So the adventure began at the crack of dawn, a time which in the past felt unearthly but now is something we have become accustomed to. With everything packed and the baby on board we set off for the airport. It was at the drop off point that our first challenge was realised.
As I balanced our numerous suitcases on a cart I pulled Adlai out of his car seat. There was a damp feeling around his waist, which was followed by the unmistakable smell, which confirmed the worst. Adlai had pooped through his clothes. We decided to press on and check in. I held Adlai at arm’s length as we successfully navigated security. At the check in desk the lady did not seem at all perturbed by the brownie yellow now clearly visible through my son’s clothes. She cooed at him in the usual way and despite his disposition he obliged her with a smile.

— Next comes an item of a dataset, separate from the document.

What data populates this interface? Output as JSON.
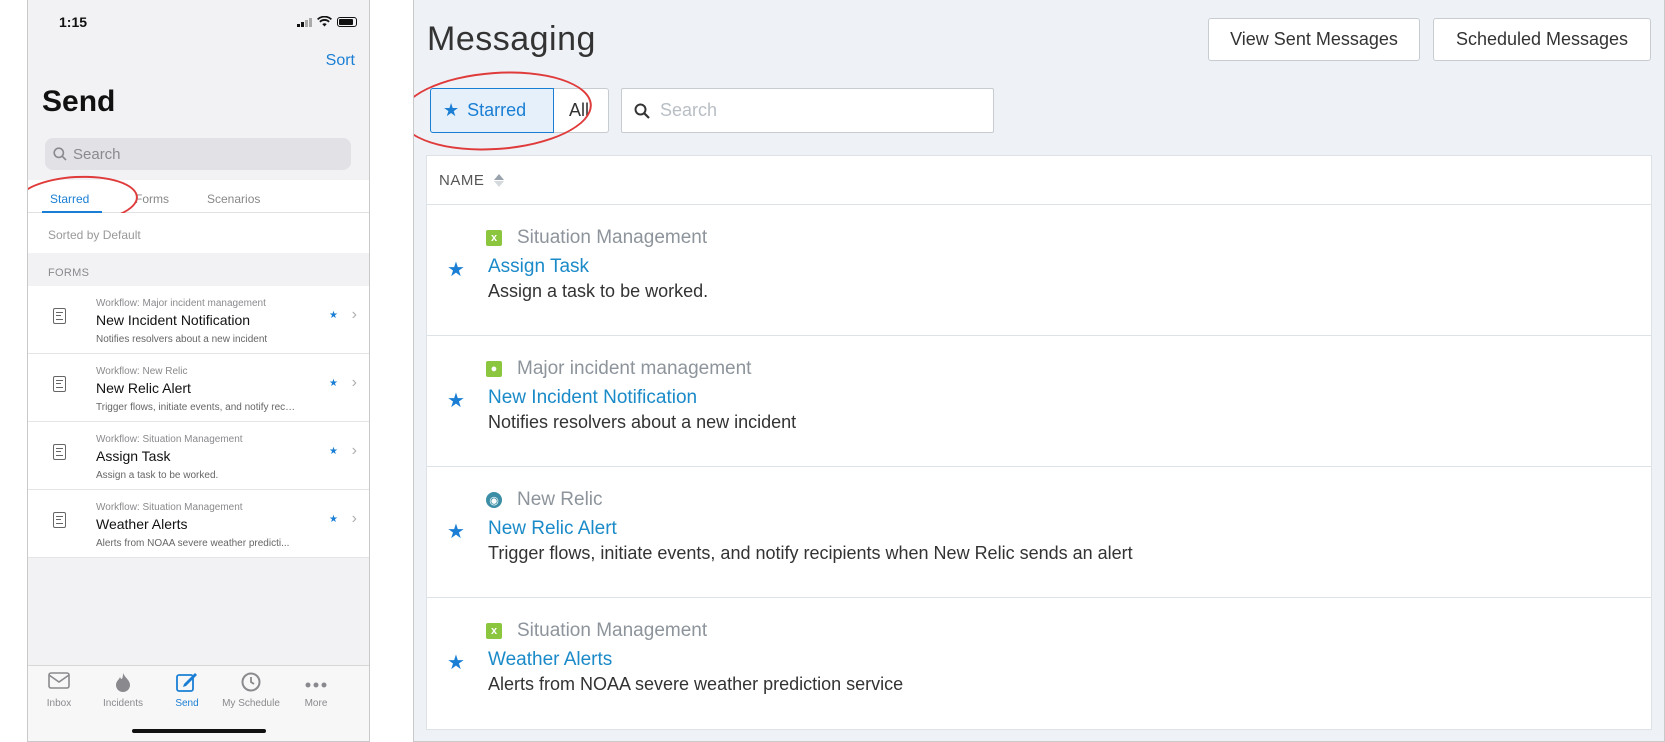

Bags checked and nappy and clothes changed, we passed through further security with a little more cooing from various members of staff. This all seemed a little unprofessional but they are not the sort of people you question.

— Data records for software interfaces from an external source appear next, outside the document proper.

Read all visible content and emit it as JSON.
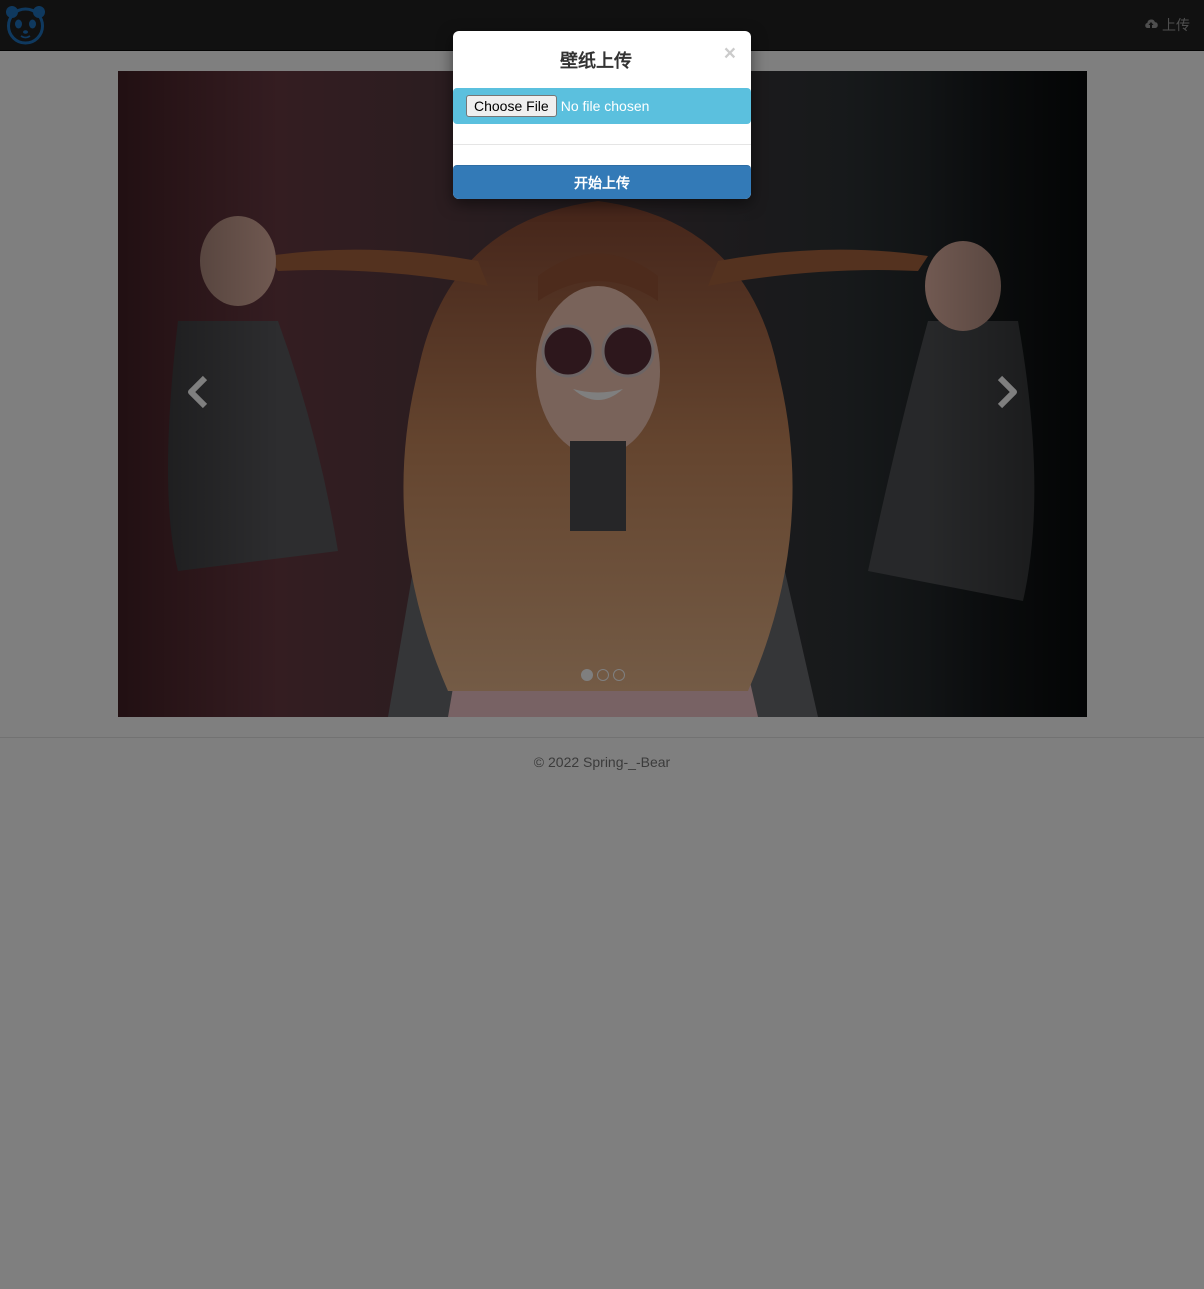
{
  "navbar": {
    "logo_icon": "panda-logo-icon",
    "upload_icon": "cloud-upload-icon",
    "upload_label": "上传"
  },
  "carousel": {
    "image_subject": "woman-with-long-hair-and-sunglasses",
    "prev_icon": "chevron-left-icon",
    "next_icon": "chevron-right-icon",
    "slide_count": 3,
    "active_slide": 1
  },
  "footer": {
    "text": "© 2022 Spring-_-Bear"
  },
  "modal": {
    "title": "壁纸上传",
    "close_label": "×",
    "choose_file_label": "Choose File",
    "file_status": "No file chosen",
    "submit_label": "开始上传"
  },
  "colors": {
    "navbar_bg": "#222222",
    "file_row_bg": "#5bc0de",
    "primary_button": "#337ab7",
    "logo_blue": "#1e73be"
  }
}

We were sat in the bulkhead seats of the plane and Adlai was given a crib, though he didn’t seem too sure about it.. For the most part people on the plane seemed to be glad of the distraction Adlai provided. Others seemed to eye him nervously, presumably worried that he’d scream a lot rather than fearing that he posed some kind of security threat. As it turns out these people had nothing to worry about on either count. He slept through take off and got through the journey by sucking on cups and staring at the TV screen, which was located just above his crib and plotted our depressingly slow progress.
Upon our arrival in Adlai’s other homeland, we were met by his Grandpa (Pappy), his aunt, and two of his great-grand parents. Appropriately emotional scenes ensued. The excitement kicked up another notch when we saw our mode of transport. Pappy had picked us up in his truck which gets ½ mile to the gallon and is approximately the size ofEngland. We had arrived inAmerica.